She paid about a million pounds for the privilege to an agency called something like Baying at the Moon.  Get me on the subject!  I have heard rumours about these agencies, that they are so desperate for men on their books, they canvas for them on the streets.  And they don’t charge men a fee, and still they have a ratio of about a hundred women to every in-clover male singleton they can lay their hands on.


Perhaps I exaggerate, for my friend has found someone very promising within weeks of separating from her husband.
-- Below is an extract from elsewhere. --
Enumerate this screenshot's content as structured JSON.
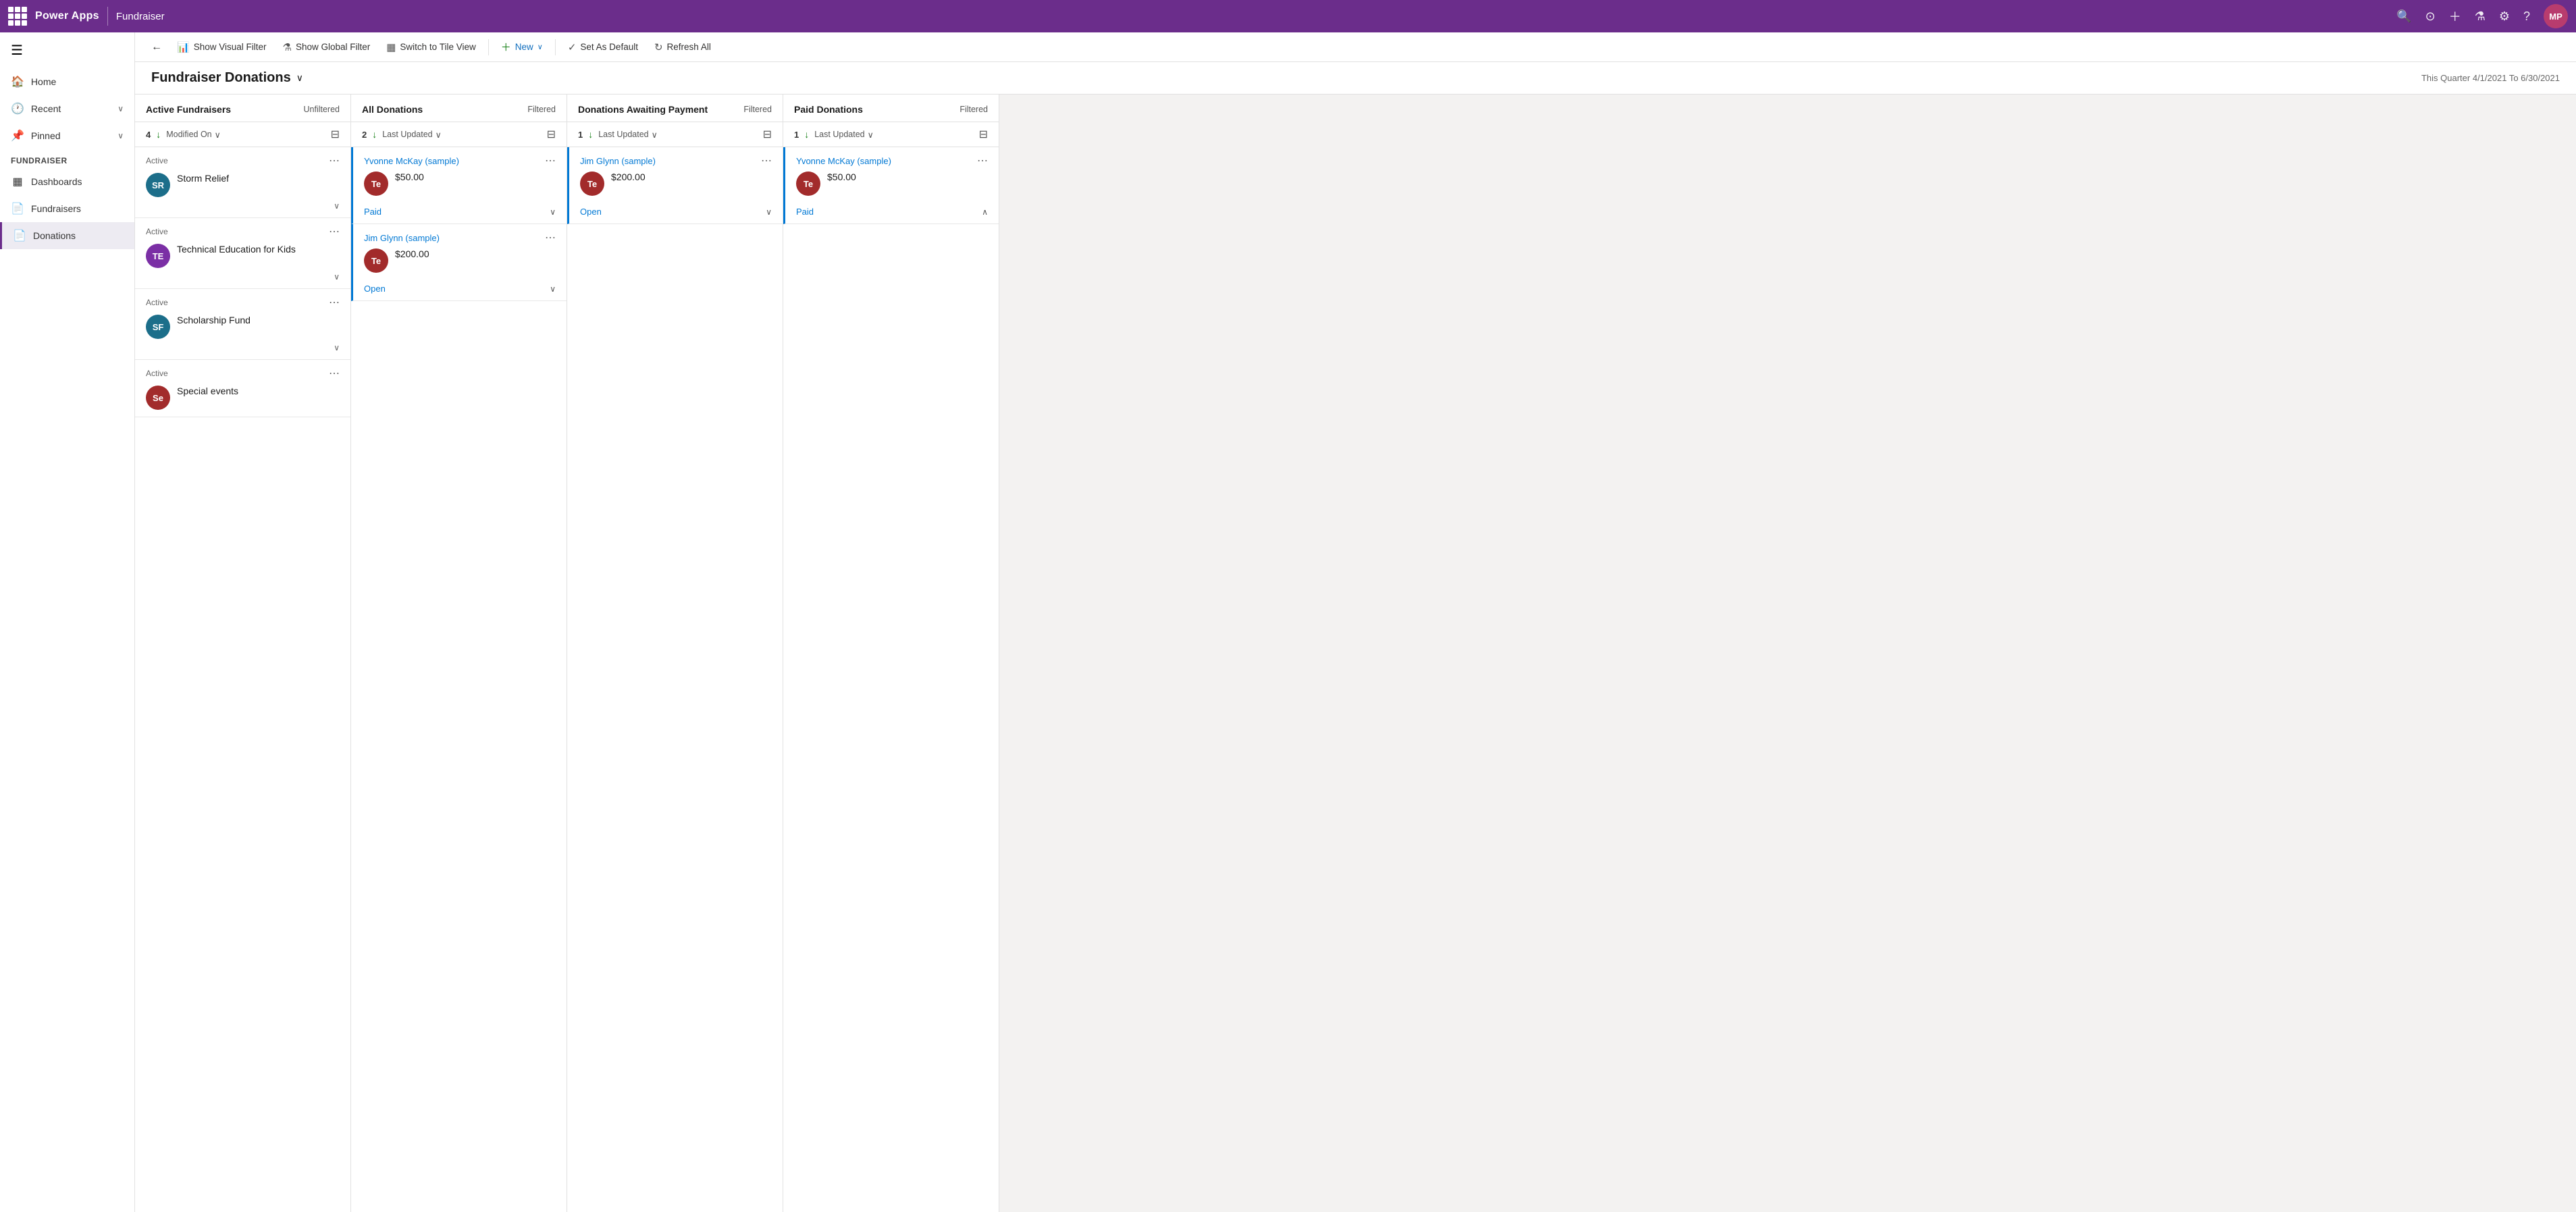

If I had a million quid, I suppose I might have to join.  Anything not to have to do the “filtering” myself.  Every day one online site sends me profiles of possible “matches” and without exception these men list outdoor activities as if a man who fancies a spot of hiking, sailing and mountain biking is the bag of gold at the end of every woman’s rainbow.  I don’t get it.  I hate outdoor activities.  I like being indoors, preferably sitting still with a book or  jolly conversation.  These men all refer to “ladies” not women, which gives me the shivers, and live miles away in places like Cheshire.


My friend is having a second date.  They’ve been texting each other like billio and have acknowledged that they are both too grown-up to play games.  They have had startlingly honest conversations already about sex and marriage and what they both want.  No time, at our age, to beat about the bush.  We just must lay our cards on the table and push on.  I am feeling optimistic for her.  For myself, not so much.


Talk about January being the month for hibernation.  Nothing been happening except battening down the hatches.  Last night, first time in weeks, I went really wild and ventured into the night to see Lincoln with two girlfriends.  The next “jolly” in my diary, (Lincoln is many things but jolly ain’t one of them), is a drinks party – in March!  Otherwise blank.


Because I can’t afford the Moon, perhaps I should take solace in the fact that wise Dave is so convinced that SYT is going to be back for more, he’s even bet me a tenner.


“It’s so bleeding obvious,” he said after he met him.  “If you can’t read the signs, how he looks at you and what he says, then I’m not going to spell it out.”


I wish he would because I am illiterate in these matters.  But when SYT never returns for more and I win Dave’s bet, I’m thinking of putting the money towards the Moon.  Bleargh!